The significance of encountering and interacting with people who share our experiences makes us human. The chance to introduce someone from a different background to our experiences, and now have shared experiences, is monumental to our development as a society.
Soldier Ride helps our communities heal and come together collectively around a common purpose as it continues to inspire warriors in their next mission in life – a healthy recovery and successful transition to life after injury. For many individuals, the journey signifies their emerging new selves, overcoming obstacles and achieving a higher level of mind-body balance than most people have.
“For me and for warriors I’ve met along the way, the opportunity to connect, to accomplish a feat together, and to share our accomplishments with others is a feeling that has no comparison,” John said.
Today’s warriors are taking a stand for each other and finding purpose in the journey ahead. WWP is committed to helping injured veterans achieve their highest ambition. When they’re ready to start their next mission, WWP stands ready to serve.
About the Author
James Herrera is the Physical Health and Wellness director for Wounded Warrior Project® (WWP). He is an exercise physiologist and professional coach who helps drive the organization’s Soldier Ride®, adaptive sports, and health and wellness programs. James holds undergraduate and graduate degrees from the University of Texas at El Paso, where he also served as instructor in the departments of Exercise Science and Professional and Continuing Education. He is an international presenter and has worked as an adjunct faculty member with the Center for Creative Leadership for over a decade. In 2011, James served as the national team coach for USA Cycling BMX and was selected as the U.S. Olympic Committee’s coach of the year for cycling. He later coached at the 2012 Olympic Games in London.

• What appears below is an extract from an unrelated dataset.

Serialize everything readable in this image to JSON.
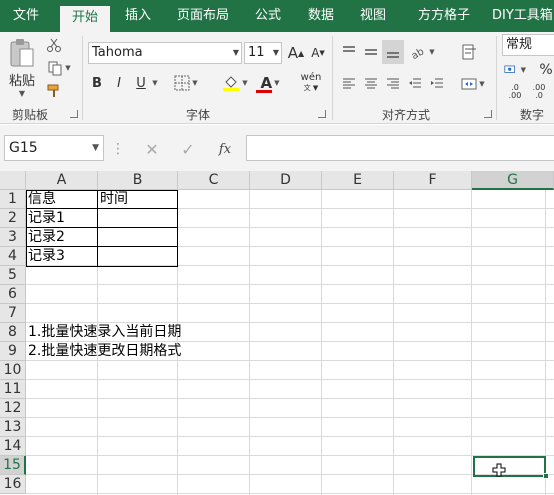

About the Featured Warrior
John Fernandez is a U.S. Army veteran who lost his left foot and right leg below the knee during a deployment in support of Operation Iraqi Freedom.
He graduated from West Point in 2001 and was a first lieutenant commanding a field artillery platoon in 2003 when his injuries occurred. His military service earned him various awards and decorations including the Purple Heart and Army Commendation Medal with “V” device for Valor. He and his wife Kristi have five children. He has participated in Soldier Ride since 2006.
About Wounded Warrior Project
Since 2003, Wounded Warrior Project® (WWP) has been meeting the growing needs of warriors, their families, and caregivers – helping them achieve their highest ambition. WWP is a national, nonpartisan organization accredited with the Better Business Bureau (BBB), top rated by Charity Navigator, and holding a GuideStar Platinum rating. To get involved and learn how WWP connects, serves, and empowers, visit http://newsroom.woundedwarriorproject.org/about-us.
SIDEBAR: Four Things to Know About Soldier Ride
• Soldier Ride Across America kicks off in Manhattan on Sept. 8. Warriors will visit numerous cities on the cross-country journey – including Washington, DC; Somerset, Pennsylvania; Louisville, Kentucky; Nashville, Tennessee; Little Rock, Arkansas; Lubbock and El Paso, Texas; and Tucson, Arizona – all before ending in San Diego, California, on Oct. 7.
• Soldier Ride Across America has a 3,300-mile route – with each team riding more than 1,000 miles.
• Soldier Ride Across America consists of three teams of wounded warriors representing the U.S. East Coast, Central, and West Coast regions.
• Soldier Ride Across America commemorates the 15-year anniversary of Chris Carney’s historic coast-to-coast trek in support of injured veterans, which spurred the creation of Wounded Warrior Project’s Soldier Ride program.